VAD chemotherapy--toxicity and efficacy--in patients with multiple myeloma and other lymphoid malignancies.
Anderson H, Scarffe JH, Lambert M, Smith DB, Chan CC, Chadwick G, McMahon A, Chang J, Crowther D, Swindell R
Hematol Oncol. 1987;5(3):213.
Thirty-three patients with multiple myeloma (11 untreated, 15 refractory and seven relapsed patients) have received vincristine and adriamycin infusion therapy with oral dexamethasone (VAD). The median number of course received was five. In addition 16 patients with lymphoid malignancy have received a median of four courses of VAD. Three patients who relapsed after VAD have received further VAD therapy making 52 patient treatments assessable for toxicity. Ten per cent had nausea, 4 per cent vomiting, 4 per cent total alopecia, 25 per cent constipation, 33 per cent paraesthesiae, 8 per cent proximal myopathy, 33 per cent dyspepsia, 23 per cent proven bacteraemia, and 19 per cent chest infections.
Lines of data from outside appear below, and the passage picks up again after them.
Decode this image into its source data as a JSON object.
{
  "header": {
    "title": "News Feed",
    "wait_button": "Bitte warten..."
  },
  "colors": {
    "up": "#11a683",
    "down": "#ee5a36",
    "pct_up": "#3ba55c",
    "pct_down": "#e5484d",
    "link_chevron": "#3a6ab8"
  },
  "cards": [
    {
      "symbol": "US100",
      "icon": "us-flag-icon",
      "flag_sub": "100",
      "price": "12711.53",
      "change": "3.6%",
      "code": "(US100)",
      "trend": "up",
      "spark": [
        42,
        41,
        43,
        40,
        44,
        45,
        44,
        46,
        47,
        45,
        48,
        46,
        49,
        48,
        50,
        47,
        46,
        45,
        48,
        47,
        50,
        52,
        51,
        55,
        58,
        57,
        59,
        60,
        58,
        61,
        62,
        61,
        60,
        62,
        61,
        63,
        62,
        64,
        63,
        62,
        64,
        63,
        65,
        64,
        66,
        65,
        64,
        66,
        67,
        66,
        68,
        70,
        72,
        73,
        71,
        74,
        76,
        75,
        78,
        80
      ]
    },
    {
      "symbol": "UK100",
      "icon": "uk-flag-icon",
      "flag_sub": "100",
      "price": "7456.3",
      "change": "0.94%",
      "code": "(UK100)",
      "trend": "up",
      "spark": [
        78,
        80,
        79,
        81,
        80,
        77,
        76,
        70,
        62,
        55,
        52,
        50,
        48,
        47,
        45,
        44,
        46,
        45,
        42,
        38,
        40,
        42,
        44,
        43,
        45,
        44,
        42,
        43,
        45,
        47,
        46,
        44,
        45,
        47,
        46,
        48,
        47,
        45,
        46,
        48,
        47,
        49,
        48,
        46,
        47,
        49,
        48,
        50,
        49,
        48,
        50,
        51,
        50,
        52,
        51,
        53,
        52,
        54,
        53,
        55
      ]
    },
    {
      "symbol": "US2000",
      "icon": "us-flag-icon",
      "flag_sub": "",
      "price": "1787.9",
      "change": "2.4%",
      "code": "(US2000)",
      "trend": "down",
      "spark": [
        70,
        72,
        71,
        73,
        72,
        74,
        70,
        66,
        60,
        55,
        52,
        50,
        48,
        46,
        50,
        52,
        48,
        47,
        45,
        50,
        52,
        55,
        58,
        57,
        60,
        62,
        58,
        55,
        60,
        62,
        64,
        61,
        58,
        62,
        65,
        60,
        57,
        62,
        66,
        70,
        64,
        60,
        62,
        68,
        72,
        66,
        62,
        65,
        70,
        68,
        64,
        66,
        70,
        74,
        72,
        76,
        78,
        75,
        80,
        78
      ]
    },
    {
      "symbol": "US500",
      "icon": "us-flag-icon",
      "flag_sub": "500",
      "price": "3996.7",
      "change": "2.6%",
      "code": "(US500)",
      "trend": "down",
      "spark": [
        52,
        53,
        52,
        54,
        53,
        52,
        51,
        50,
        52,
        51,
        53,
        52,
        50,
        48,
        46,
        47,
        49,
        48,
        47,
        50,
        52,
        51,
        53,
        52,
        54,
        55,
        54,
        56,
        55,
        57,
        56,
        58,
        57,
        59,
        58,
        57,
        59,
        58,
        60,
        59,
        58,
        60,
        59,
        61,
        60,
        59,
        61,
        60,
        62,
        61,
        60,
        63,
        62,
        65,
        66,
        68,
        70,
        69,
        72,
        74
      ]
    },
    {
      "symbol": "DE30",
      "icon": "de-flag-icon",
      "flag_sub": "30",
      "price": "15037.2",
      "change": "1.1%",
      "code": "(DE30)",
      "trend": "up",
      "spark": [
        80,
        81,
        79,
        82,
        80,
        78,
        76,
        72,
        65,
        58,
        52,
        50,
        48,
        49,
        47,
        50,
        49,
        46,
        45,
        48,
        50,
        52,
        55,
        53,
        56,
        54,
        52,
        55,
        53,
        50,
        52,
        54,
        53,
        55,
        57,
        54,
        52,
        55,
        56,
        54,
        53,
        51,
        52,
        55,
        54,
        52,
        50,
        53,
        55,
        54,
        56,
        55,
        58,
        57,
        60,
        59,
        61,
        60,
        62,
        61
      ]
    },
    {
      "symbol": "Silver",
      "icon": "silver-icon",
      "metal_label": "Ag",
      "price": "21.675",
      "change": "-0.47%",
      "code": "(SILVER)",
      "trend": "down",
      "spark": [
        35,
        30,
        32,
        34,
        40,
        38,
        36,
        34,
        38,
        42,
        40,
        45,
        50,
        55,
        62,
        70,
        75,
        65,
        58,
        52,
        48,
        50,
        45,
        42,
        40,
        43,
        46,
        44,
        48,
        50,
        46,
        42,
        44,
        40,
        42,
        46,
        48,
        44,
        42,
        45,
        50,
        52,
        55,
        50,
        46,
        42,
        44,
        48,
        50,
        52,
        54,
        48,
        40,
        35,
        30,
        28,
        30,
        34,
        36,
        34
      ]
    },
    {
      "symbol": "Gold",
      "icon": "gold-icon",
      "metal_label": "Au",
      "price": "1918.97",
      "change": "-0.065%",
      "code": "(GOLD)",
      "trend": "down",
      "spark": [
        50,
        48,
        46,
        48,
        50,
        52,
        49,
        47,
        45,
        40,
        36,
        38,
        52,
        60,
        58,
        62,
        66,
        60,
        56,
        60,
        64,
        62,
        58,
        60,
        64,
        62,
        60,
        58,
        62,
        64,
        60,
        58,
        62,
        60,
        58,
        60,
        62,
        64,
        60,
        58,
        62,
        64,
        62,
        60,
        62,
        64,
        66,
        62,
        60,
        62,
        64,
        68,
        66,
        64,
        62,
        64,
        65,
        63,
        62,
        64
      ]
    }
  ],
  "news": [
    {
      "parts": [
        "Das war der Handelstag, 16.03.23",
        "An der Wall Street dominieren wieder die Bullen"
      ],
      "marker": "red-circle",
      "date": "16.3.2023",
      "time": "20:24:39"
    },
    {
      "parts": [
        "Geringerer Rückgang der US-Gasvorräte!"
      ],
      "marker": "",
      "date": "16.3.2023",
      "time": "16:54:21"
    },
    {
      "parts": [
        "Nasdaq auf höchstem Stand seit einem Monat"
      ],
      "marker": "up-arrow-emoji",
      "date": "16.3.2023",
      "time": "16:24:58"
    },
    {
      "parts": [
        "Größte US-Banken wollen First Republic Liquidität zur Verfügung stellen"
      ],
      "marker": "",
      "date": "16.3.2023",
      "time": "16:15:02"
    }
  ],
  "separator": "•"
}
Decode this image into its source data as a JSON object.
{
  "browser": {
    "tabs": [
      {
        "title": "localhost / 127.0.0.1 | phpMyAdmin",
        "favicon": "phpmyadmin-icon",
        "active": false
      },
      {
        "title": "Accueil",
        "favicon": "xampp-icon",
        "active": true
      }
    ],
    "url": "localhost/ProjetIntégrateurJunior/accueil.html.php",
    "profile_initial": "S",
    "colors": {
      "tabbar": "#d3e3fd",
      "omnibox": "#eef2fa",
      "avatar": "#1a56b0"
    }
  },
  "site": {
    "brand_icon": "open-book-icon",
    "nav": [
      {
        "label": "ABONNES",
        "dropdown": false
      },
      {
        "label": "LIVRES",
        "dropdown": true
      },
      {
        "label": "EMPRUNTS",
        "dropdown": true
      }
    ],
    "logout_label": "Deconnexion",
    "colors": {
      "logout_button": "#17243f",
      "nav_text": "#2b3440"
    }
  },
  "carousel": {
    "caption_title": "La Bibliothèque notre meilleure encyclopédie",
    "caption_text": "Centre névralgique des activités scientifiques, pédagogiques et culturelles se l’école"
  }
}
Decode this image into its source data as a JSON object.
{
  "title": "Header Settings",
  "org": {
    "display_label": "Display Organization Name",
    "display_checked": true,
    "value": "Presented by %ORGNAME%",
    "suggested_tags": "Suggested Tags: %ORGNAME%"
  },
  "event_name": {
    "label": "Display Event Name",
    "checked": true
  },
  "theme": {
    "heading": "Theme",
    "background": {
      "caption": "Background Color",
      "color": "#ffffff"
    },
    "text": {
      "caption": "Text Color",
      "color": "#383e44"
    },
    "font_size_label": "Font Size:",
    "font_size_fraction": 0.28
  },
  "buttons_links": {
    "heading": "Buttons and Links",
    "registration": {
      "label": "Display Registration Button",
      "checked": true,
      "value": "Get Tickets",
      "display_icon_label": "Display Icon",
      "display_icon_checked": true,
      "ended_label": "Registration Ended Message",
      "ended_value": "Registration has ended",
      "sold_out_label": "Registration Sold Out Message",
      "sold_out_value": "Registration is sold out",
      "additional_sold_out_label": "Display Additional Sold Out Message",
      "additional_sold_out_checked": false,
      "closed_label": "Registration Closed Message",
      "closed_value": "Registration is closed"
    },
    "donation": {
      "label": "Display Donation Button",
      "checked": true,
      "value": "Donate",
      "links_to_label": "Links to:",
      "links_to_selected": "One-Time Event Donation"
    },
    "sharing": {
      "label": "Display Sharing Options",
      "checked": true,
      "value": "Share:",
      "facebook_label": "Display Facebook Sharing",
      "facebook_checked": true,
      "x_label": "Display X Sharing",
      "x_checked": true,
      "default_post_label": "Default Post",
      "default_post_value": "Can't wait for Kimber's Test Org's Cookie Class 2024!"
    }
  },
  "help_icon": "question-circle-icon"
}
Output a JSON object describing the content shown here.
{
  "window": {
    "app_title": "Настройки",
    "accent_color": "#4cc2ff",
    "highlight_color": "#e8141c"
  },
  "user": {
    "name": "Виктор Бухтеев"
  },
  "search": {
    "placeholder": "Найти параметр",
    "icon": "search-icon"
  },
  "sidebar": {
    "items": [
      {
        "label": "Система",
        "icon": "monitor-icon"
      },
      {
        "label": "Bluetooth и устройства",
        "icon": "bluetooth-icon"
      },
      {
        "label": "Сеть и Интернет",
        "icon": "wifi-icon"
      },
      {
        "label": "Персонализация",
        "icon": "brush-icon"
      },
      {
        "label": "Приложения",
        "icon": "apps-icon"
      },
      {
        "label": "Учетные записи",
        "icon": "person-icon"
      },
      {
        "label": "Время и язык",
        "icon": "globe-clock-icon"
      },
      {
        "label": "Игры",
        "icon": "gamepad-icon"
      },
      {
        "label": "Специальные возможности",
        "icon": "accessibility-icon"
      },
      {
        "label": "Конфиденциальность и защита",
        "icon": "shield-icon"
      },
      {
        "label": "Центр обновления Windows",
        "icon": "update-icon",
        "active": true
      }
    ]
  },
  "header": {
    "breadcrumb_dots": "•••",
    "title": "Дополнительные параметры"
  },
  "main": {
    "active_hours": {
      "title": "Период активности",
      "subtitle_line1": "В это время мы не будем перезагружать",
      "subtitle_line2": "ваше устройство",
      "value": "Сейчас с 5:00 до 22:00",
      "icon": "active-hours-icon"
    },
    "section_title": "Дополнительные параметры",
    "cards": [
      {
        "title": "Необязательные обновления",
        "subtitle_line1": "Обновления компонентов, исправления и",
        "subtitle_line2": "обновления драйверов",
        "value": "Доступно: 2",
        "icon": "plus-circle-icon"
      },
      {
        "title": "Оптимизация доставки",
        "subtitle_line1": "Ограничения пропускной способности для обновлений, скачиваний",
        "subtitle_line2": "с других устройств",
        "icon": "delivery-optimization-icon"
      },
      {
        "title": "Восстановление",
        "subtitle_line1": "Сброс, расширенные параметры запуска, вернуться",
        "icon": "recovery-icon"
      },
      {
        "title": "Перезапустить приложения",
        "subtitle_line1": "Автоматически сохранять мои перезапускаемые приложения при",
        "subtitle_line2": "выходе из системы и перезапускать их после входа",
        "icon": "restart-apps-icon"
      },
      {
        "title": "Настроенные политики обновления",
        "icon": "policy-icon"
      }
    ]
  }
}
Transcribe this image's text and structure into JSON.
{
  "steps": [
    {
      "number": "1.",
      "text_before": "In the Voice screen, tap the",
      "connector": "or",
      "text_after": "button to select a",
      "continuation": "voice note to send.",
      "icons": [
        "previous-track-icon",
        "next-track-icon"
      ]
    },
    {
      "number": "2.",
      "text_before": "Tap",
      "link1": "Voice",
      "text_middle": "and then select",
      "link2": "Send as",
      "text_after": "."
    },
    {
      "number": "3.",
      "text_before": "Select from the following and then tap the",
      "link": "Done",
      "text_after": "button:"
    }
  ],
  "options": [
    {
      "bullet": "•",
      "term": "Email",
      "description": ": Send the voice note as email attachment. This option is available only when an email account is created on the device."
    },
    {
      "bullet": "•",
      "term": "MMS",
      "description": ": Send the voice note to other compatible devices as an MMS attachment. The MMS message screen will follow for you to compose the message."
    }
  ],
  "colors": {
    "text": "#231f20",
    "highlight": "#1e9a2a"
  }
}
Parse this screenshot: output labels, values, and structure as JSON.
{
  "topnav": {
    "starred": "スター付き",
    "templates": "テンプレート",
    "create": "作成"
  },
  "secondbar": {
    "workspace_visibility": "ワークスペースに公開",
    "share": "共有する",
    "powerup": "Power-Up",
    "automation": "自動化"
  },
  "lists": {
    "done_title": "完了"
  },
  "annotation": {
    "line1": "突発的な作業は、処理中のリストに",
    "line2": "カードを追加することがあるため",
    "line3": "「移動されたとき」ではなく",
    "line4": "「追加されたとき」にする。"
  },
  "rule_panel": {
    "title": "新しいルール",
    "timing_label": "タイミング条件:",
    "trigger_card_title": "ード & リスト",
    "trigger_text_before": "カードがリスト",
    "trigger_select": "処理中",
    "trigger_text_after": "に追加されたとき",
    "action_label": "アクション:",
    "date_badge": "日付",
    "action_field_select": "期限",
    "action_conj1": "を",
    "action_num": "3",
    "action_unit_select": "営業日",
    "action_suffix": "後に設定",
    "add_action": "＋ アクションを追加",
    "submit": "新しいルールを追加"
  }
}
Infections were not usually associated with neutropenia. Shingles was seen in four patients with myeloma, but none of the patients with lymphoid malignancy. The response rate in myeloma was 9/11, for previously untreated patients, 3/7 for relapsed, and 8/15 for refractory patients. Responses have been seen in other lymphoid malignancies-1/2 patients with relapsed acute lymphoblastic leukaemia had a complete remission. Two out of seven patients with chronic lymphocytic leukaemia achieved a partial remission, and a further three had a clinical improvement. Three out of six patients with non-Hodgkin lymphoma and one patient with macroglobulinaemia achieved a partial remission.
CRC Department of Medical Oncology, Christie Hospital, Manchester, U.K.